The agnishomiya vyuha – the Agni-Soma formation – is the cosmic structure, the eternal arrangement. It is the eternal establishment that binds the consumer and the consumed. This concept has been discussed in the Upanishads and the Yogavasishtha. Krishna speaks about this in the Gita when he identifies himself with the sun, the moon, fire, energy, sap, thought, etc. (BG 15.12-15).
While agni represents the consumer, soma represents the consumed. For sustenance, there should be sufficient soma for the agni. Krishna sees this in himself. For example, he is satisfied with one grain of rice from Draupadi’s akshayapatra. He understands that soma should satisfy agni but the most efficient way is to understand how little of the soma is required to satisfy agni.
Even at the level of society, Krishna’s wisdom is matchless. The finest and most mature definition for varna is possibly found in the Gita. Varna is the traditional four-fold classification of society. Krishna defines varna as being dependent on guna (trait, quality) and karma (work, action), not on birth, gender, or other parameters (see BG 4.13 and 18.42-44). By speaking so eloquently about svadharma (BG 3.35 and 18.45-48), he emphasizes the personal aspect of varna much more than the social aspect. He says that people should do what is best suited to their innate nature and what they really enjoy doing.
Although born as a kshatriya (warrior class), Krishna spends most of his childhood doing activities that are associated with vaishyas (traders, farmers). On many occasions, he has done activities associated with kshatriyas including waging wars, killing wicked people, and ruling kingdoms. He was renowned for his political acumen and strategies. When Arjuna requests him to be his charioteer, he immediately agrees. Riding a chariot and tending to the horses are activities associated with shudras (laborers, workers). Compare this with the episode where Shalya feels humiliated when asked to ride Karna’s chariot (MB 8.23). Then the same Krishna gives the highest truths in the Gita. He becomes a teacher, a philosopher, and a logician – activities typically associated with brahmanas (scholars, teachers).
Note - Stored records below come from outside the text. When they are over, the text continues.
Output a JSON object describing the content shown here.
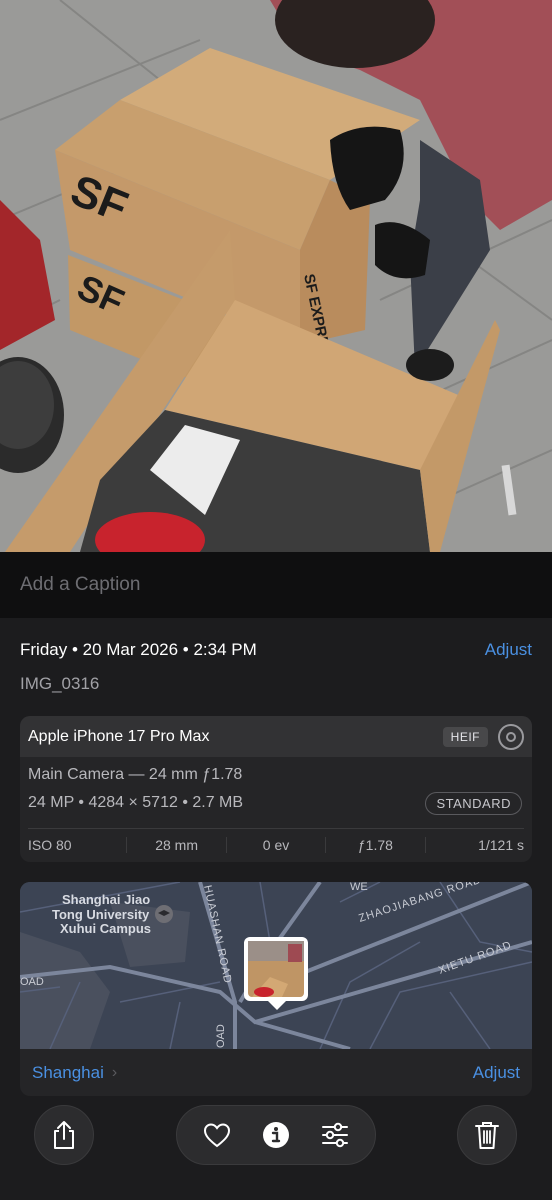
{
  "caption": {
    "placeholder": "Add a Caption"
  },
  "info": {
    "date": "Friday • 20 Mar 2026 • 2:34 PM",
    "adjust_label": "Adjust",
    "filename": "IMG_0316"
  },
  "camera": {
    "device": "Apple iPhone 17 Pro Max",
    "format_badge": "HEIF",
    "lens": "Main Camera — 24 mm ƒ1.78",
    "details": "24 MP • 4284 × 5712 • 2.7 MB",
    "style_badge": "STANDARD",
    "exif": [
      "ISO 80",
      "28 mm",
      "0 ev",
      "ƒ1.78",
      "1/121 s"
    ]
  },
  "map": {
    "labels": {
      "campus": [
        "Shanghai Jiao",
        "Tong University",
        "Xuhui Campus"
      ],
      "huashan": "HUASHAN ROAD",
      "zhaojiabang": "ZHAOJIABANG ROAD",
      "xietu": "XIETU ROAD",
      "we": "WE",
      "oad": "OAD",
      "oad2": "OAD"
    },
    "location": "Shanghai",
    "adjust_label": "Adjust"
  },
  "photo": {
    "box_text": "SF EXPRESS",
    "logo": "SF"
  },
  "toolbar": {
    "icons": [
      "share-icon",
      "heart-icon",
      "info-icon",
      "adjust-icon",
      "trash-icon"
    ]
  }
}
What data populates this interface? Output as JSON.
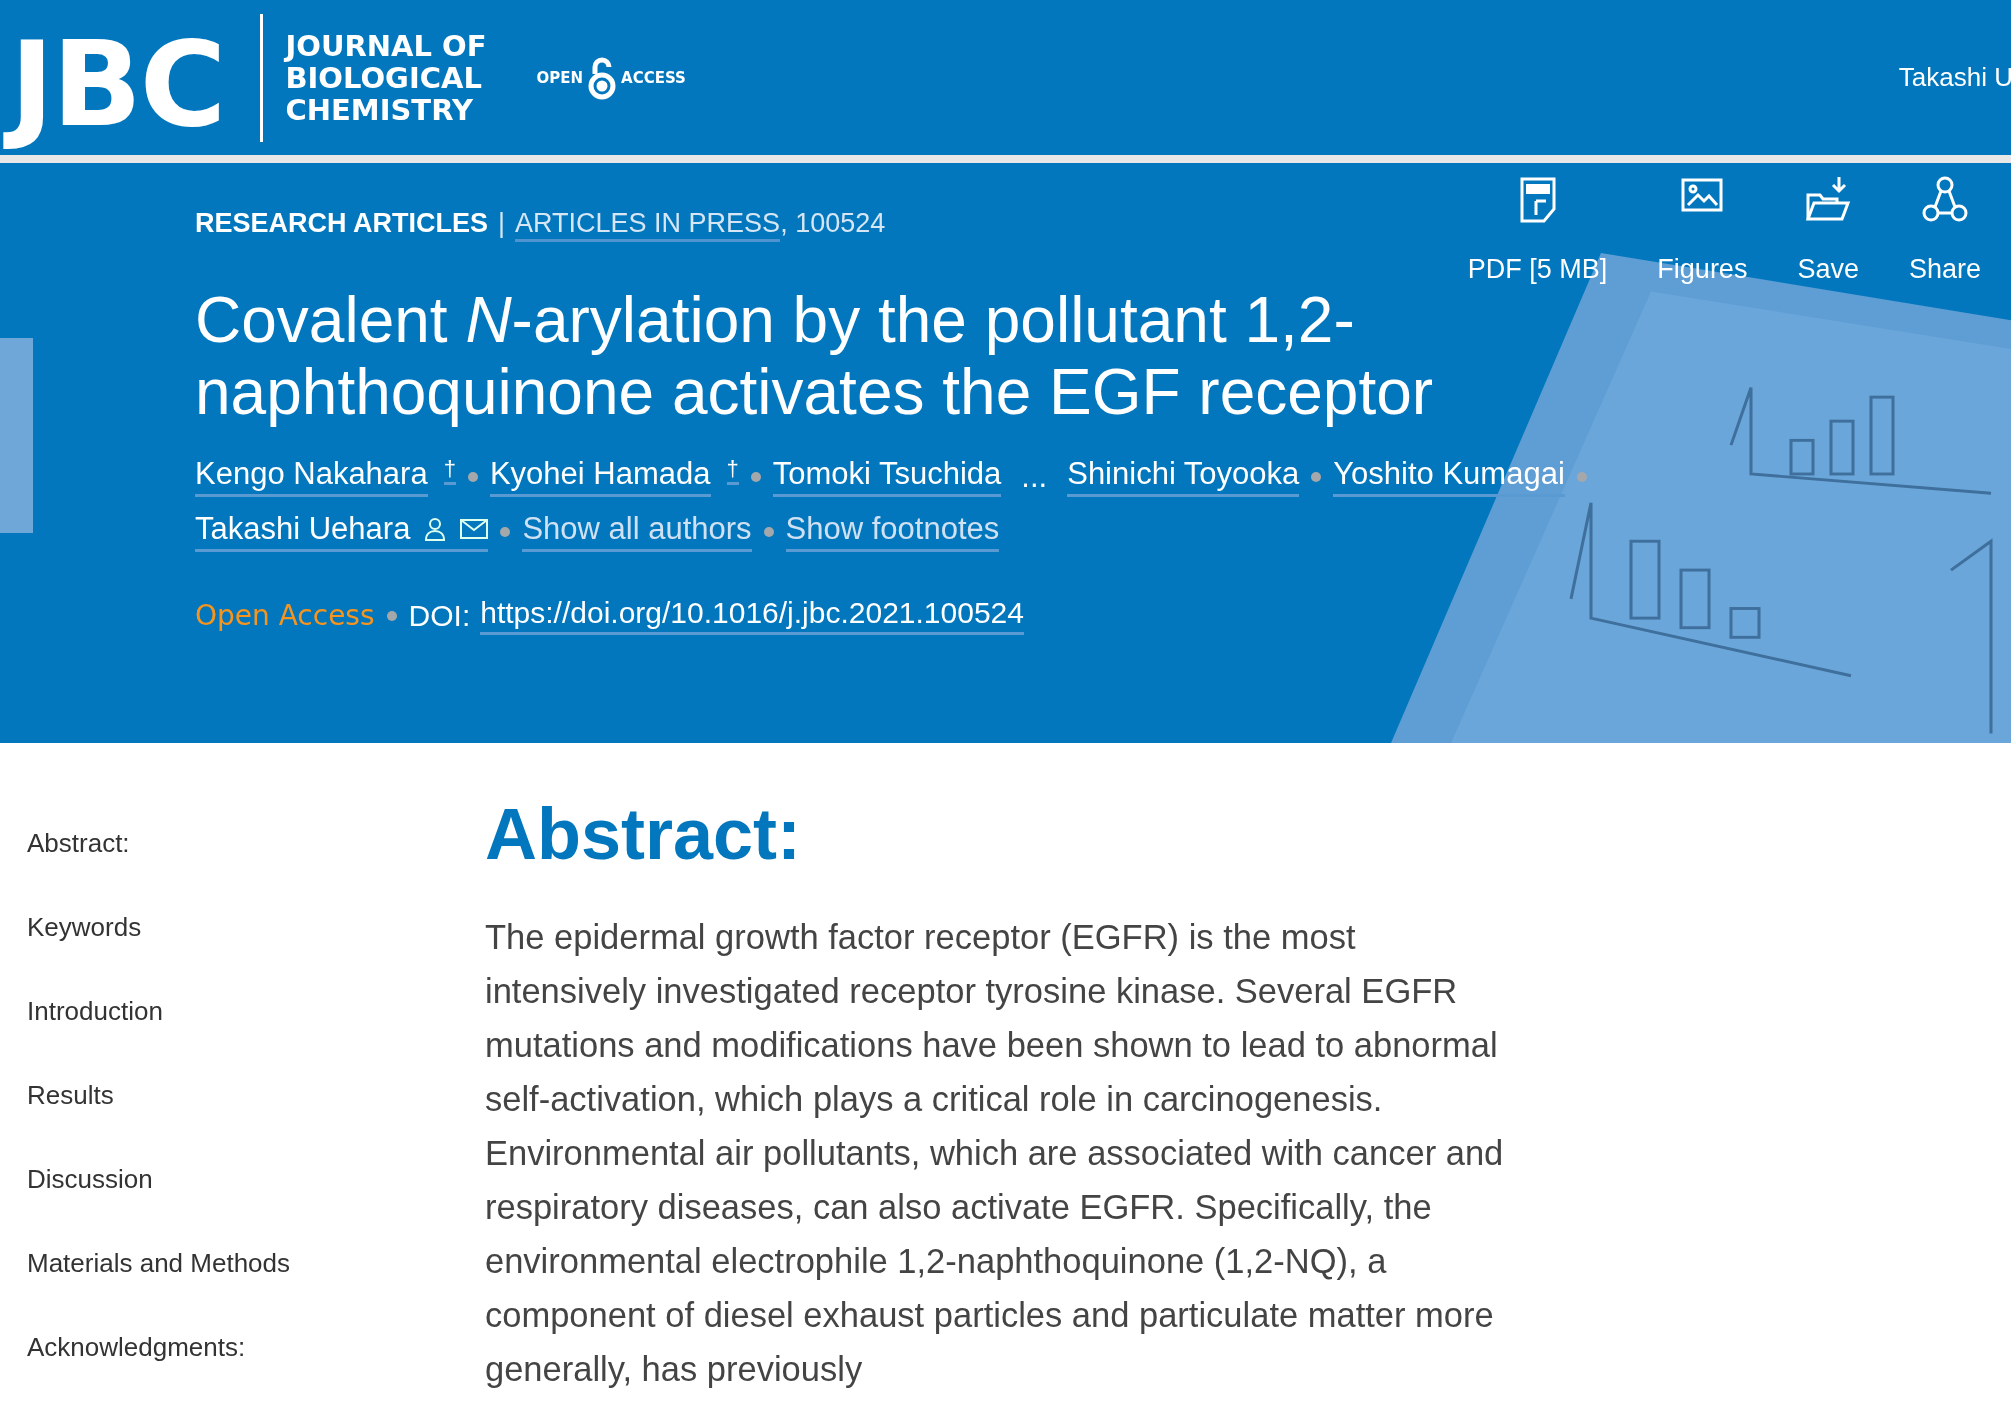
{
  "site_header": {
    "logo": {
      "mark": "JBC",
      "name_lines": [
        "JOURNAL OF",
        "BIOLOGICAL",
        "CHEMISTRY"
      ]
    },
    "open_access_badge": {
      "left": "OPEN",
      "right": "ACCESS"
    },
    "user_name": "Takashi U"
  },
  "article_header": {
    "section": "RESEARCH ARTICLES",
    "separator": "|",
    "issue_link": "ARTICLES IN PRESS",
    "article_number": ", 100524",
    "tools": [
      {
        "kind": "pdf",
        "label": "PDF [5 MB]"
      },
      {
        "kind": "figures",
        "label": "Figures"
      },
      {
        "kind": "save",
        "label": "Save"
      },
      {
        "kind": "share",
        "label": "Share"
      }
    ],
    "title": "Covalent *N*-arylation by the pollutant 1,2-naphthoquinone activates the EGF receptor",
    "authors": [
      {
        "kind": "author",
        "name": "Kengo Nakahara",
        "footnote_mark": "†",
        "corresponding": false
      },
      {
        "kind": "author",
        "name": "Kyohei Hamada",
        "footnote_mark": "†",
        "corresponding": false
      },
      {
        "kind": "author",
        "name": "Tomoki Tsuchida",
        "corresponding": false
      },
      {
        "kind": "ellipsis",
        "name": "..."
      },
      {
        "kind": "author",
        "name": "Shinichi Toyooka",
        "corresponding": false
      },
      {
        "kind": "author",
        "name": "Yoshito Kumagai",
        "corresponding": false
      },
      {
        "kind": "author",
        "name": "Takashi Uehara",
        "corresponding": true
      },
      {
        "kind": "link",
        "name": "Show all authors"
      },
      {
        "kind": "link",
        "name": "Show footnotes"
      }
    ],
    "access": "Open Access",
    "doi_label": "DOI:",
    "doi_link": "https://doi.org/10.1016/j.jbc.2021.100524"
  },
  "sidebar": {
    "items": [
      "Abstract:",
      "Keywords",
      "Introduction",
      "Results",
      "Discussion",
      "Materials and Methods",
      "Acknowledgments:"
    ]
  },
  "abstract": {
    "heading": "Abstract:",
    "text": "The epidermal growth factor receptor (EGFR) is the most intensively investigated receptor tyrosine kinase. Several EGFR mutations and modifications have been shown to lead to abnormal self-activation, which plays a critical role in carcinogenesis. Environmental air pollutants, which are associated with cancer and respiratory diseases, can also activate EGFR. Specifically, the environmental electrophile 1,2-naphthoquinone (1,2-NQ), a component of diesel exhaust particles and particulate matter more generally, has previously"
  }
}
In the Gita, Krishna has dealt with basic things of life like food, sleep, leisure, work to cultural and social aspects like how to approach a teacher or how to give gifts or what is the right way to speak all the way to the highest truths about the brahman. In his life, Krishna has been an exemplar for all aspects he propounds in the Gita. Since the Gita has been forged in the fire of Krishna’s experience, it has something valuable for all.
To be continued...